There probably are ways to do it, permaculturally, but I can't come up with a sure fire trick that would work everywhere. There is the heating and then there is the pumping. You might be able to use a compost system to heat your pond system. You might be able to use a solar panel to pump your water. it would depend on your situation. At my place, I would consider maybe a gravity feed system that runs creek water into a large compost system thus heating the water and at the same time dumping the water into a hot tank that cools slightly and drops it into the fish tank, the overflow from the fish pond going into aquatic plant tanks and then outside into other systems. Feeding the fish might not be too big a problem permaculture style: Black Soldier Fly, Compost Worms, meal worms... there are options.
I can conceive of a system that, like Sepp's, looks more like aquaculture than aquaponics, but has some characteristics of the latter and could certainly be called aquaponics. Since Aquaponics can be broken down to hydroponics and aquaculture combined, and hydroponics can simply be defined as growing plants in nutrient rich water, there is no reason that aquaponics need be constrained to systems which involve high tech pumps, plastics, or grid electricity, which seem to be things that permaculturalists might want to minimize if they plan to follow the ethics.
It occurs to me that most people are responding to the question with the notion that the system will be used in a rural or off grid situation.
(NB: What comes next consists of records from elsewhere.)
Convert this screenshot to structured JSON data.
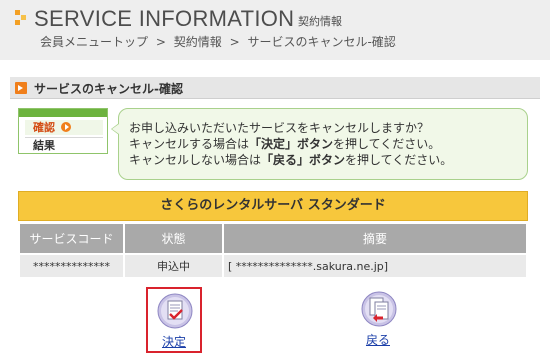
{
  "header": {
    "title": "SERVICE INFORMATION",
    "subtitle": "契約情報",
    "breadcrumb": [
      "会員メニュートップ",
      ">",
      "契約情報",
      ">",
      "サービスのキャンセル-確認"
    ]
  },
  "section": {
    "title": "サービスのキャンセル-確認"
  },
  "steps": {
    "current": "確認",
    "next": "結果"
  },
  "message": {
    "line1": "お申し込みいただいたサービスをキャンセルしますか？",
    "line2_prefix": "キャンセルする場合は",
    "line2_bold": "「決定」ボタン",
    "line2_suffix": "を押してください。",
    "line3_prefix": "キャンセルしない場合は",
    "line3_bold": "「戻る」ボタン",
    "line3_suffix": "を押してください。"
  },
  "service": {
    "title": "さくらのレンタルサーバ スタンダード",
    "headers": [
      "サービスコード",
      "状態",
      "摘要"
    ],
    "rows": [
      [
        "**************",
        "申込中",
        "[ **************.sakura.ne.jp]"
      ]
    ]
  },
  "actions": {
    "decide_label": "決定",
    "back_label": "戻る"
  },
  "colors": {
    "accent_orange": "#f07f1b",
    "service_header": "#f7c73c",
    "balloon_bg": "#f1f8e8",
    "highlight_border": "#d9232d",
    "link": "#1a3ea8"
  },
  "icons": {
    "header_mark": "orange-square-mark-icon",
    "section_bullet": "orange-arrow-bullet-icon",
    "step_arrow": "orange-circle-arrow-icon",
    "decide": "checked-document-icon",
    "back": "return-document-icon"
  }
}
However in an urban setting aquaponics would seem to really find it's stride permaculturally. You could recycle/scrap together most of the materials for a home system and commercial systems could make good use of the existing resources (grid power, commercial structures, larger and wealthier market for outputs, etc...) to make a more resilient urban system. For most people on this forum I'd imagine aquaponics in the more technical sense (self contained, recirculating, run by pumps) won't ever hold much appeal beyond a hobby type thing
Freaky neat, actually, in my humble opinion.
it has been running continualy uncovered outside for 6 years and the original foam matt has been entirely consumed by a massive root mass that has begun to gather detritus and build soil and there are now earthworms and these gameris shrimp that appeared without human introduction along with a couple other macroarthropods that we haven't identified. Pretty neat.
Certainly grid power is not going to reduce in price
I suspect that grid power pricing is going to become variable, and you will have programmable devices that go with it.
E.g. when the wind is blowing on a sunny day, and the windmills are spinning fast, power goes down to 3c/kWh. On a cold still winter night it may be 20c/kWh
At 3c/kWh it becomes economical to electrolyze hydrogen from water, and store it, then later burn it in combine cycle MHD/gas turbine to generate power. You lose about half the energy doing this, so power has to down to half the price to make it worth while.
Similarly the generating equipment doesn't get used much, so you have to amortize that out over fewer kWh's So the sales price will tend to be higher. As more devices are made, the gap between times of surplus and times of deficit get smaller.
Even now, at the utility level, companies are putting in industrial sized batteries. (Move with a crane...) At present they are used where by putting in a 100 MWh (megawatt hours) battery they can save rebuilding a powerline. The existing line can cope with the average power demeand, but not the peak.
Battery and remote small plants along with smart monitoring are stabilizing forces on the grid.